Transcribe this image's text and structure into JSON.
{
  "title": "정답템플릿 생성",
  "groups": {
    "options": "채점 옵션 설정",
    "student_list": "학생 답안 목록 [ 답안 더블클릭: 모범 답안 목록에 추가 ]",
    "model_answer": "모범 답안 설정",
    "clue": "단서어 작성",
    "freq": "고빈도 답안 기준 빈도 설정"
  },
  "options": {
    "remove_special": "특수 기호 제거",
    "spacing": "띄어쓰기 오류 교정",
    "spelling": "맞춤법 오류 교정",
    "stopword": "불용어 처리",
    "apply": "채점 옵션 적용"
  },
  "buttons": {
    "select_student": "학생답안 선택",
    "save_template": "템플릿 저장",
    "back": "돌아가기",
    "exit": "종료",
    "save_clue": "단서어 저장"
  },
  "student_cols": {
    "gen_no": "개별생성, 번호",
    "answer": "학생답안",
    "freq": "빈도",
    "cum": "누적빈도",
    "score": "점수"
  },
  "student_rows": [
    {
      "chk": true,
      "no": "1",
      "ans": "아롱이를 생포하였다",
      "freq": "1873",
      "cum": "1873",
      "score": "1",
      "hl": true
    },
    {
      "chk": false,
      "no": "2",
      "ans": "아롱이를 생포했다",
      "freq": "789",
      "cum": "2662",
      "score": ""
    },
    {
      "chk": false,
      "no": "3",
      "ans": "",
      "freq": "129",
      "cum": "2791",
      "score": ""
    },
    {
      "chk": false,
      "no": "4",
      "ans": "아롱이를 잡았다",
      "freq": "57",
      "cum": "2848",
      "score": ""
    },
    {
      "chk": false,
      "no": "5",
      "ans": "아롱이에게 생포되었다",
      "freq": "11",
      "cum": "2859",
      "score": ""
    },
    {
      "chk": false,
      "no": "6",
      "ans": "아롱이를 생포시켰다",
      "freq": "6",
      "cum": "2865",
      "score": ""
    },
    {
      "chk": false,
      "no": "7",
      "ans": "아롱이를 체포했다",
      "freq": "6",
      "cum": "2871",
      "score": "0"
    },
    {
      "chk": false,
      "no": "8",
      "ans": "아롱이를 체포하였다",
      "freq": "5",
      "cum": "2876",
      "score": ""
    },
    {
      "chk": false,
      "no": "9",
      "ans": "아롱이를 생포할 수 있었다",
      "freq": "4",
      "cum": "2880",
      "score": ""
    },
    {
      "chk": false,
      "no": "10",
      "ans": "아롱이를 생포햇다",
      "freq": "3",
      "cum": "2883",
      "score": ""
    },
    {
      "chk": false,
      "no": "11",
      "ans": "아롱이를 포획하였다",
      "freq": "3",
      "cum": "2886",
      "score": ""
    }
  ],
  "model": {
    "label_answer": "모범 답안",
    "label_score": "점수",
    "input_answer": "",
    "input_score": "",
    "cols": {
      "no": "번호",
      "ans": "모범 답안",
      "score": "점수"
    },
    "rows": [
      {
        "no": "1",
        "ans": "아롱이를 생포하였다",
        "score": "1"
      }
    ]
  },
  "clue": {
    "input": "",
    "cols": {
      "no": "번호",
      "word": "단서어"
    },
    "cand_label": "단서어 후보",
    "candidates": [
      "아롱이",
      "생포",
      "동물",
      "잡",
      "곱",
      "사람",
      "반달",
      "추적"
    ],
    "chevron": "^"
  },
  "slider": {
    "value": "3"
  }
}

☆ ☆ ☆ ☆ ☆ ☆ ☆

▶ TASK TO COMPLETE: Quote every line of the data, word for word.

▶ OUTPUT OF THE TASK:
Transcribe this image's text and structure into JSON.
{
  "title": "정답템플릿 생성",
  "groups": {
    "options": "채점 옵션 설정",
    "student_list": "학생 답안 목록 [ 답안 더블클릭: 모범 답안 목록에 추가 ]",
    "model_answer": "모범 답안 설정",
    "clue": "단서어 작성",
    "freq": "고빈도 답안 기준 빈도 설정"
  },
  "options": {
    "remove_special": "특수 기호 제거",
    "spacing": "띄어쓰기 오류 교정",
    "spelling": "맞춤법 오류 교정",
    "stopword": "불용어 처리",
    "apply": "채점 옵션 적용"
  },
  "buttons": {
    "select_student": "학생답안 선택",
    "save_template": "템플릿 저장",
    "back": "돌아가기",
    "exit": "종료",
    "save_clue": "단서어 저장"
  },
  "student_cols": {
    "gen_no": "개별생성, 번호",
    "answer": "학생답안",
    "freq": "빈도",
    "cum": "누적빈도",
    "score": "점수"
  },
  "student_rows": [
    {
      "chk": true,
      "no": "1",
      "ans": "아롱이를 생포하였다",
      "freq": "1873",
      "cum": "1873",
      "score": "1",
      "hl": true
    },
    {
      "chk": false,
      "no": "2",
      "ans": "아롱이를 생포했다",
      "freq": "789",
      "cum": "2662",
      "score": ""
    },
    {
      "chk": false,
      "no": "3",
      "ans": "",
      "freq": "129",
      "cum": "2791",
      "score": ""
    },
    {
      "chk": false,
      "no": "4",
      "ans": "아롱이를 잡았다",
      "freq": "57",
      "cum": "2848",
      "score": ""
    },
    {
      "chk": false,
      "no": "5",
      "ans": "아롱이에게 생포되었다",
      "freq": "11",
      "cum": "2859",
      "score": ""
    },
    {
      "chk": false,
      "no": "6",
      "ans": "아롱이를 생포시켰다",
      "freq": "6",
      "cum": "2865",
      "score": ""
    },
    {
      "chk": false,
      "no": "7",
      "ans": "아롱이를 체포했다",
      "freq": "6",
      "cum": "2871",
      "score": "0"
    },
    {
      "chk": false,
      "no": "8",
      "ans": "아롱이를 체포하였다",
      "freq": "5",
      "cum": "2876",
      "score": ""
    },
    {
      "chk": false,
      "no": "9",
      "ans": "아롱이를 생포할 수 있었다",
      "freq": "4",
      "cum": "2880",
      "score": ""
    },
    {
      "chk": false,
      "no": "10",
      "ans": "아롱이를 생포햇다",
      "freq": "3",
      "cum": "2883",
      "score": ""
    },
    {
      "chk": false,
      "no": "11",
      "ans": "아롱이를 포획하였다",
      "freq": "3",
      "cum": "2886",
      "score": ""
    }
  ],
  "model": {
    "label_answer": "모범 답안",
    "label_score": "점수",
    "input_answer": "",
    "input_score": "",
    "cols": {
      "no": "번호",
      "ans": "모범 답안",
      "score": "점수"
    },
    "rows": [
      {
        "no": "1",
        "ans": "아롱이를 생포하였다",
        "score": "1"
      }
    ]
  },
  "clue": {
    "input": "",
    "cols": {
      "no": "번호",
      "word": "단서어"
    },
    "cand_label": "단서어 후보",
    "candidates": [
      "아롱이",
      "생포",
      "동물",
      "잡",
      "곱",
      "사람",
      "반달",
      "추적"
    ],
    "chevron": "^"
  },
  "slider": {
    "value": "3"
  }
}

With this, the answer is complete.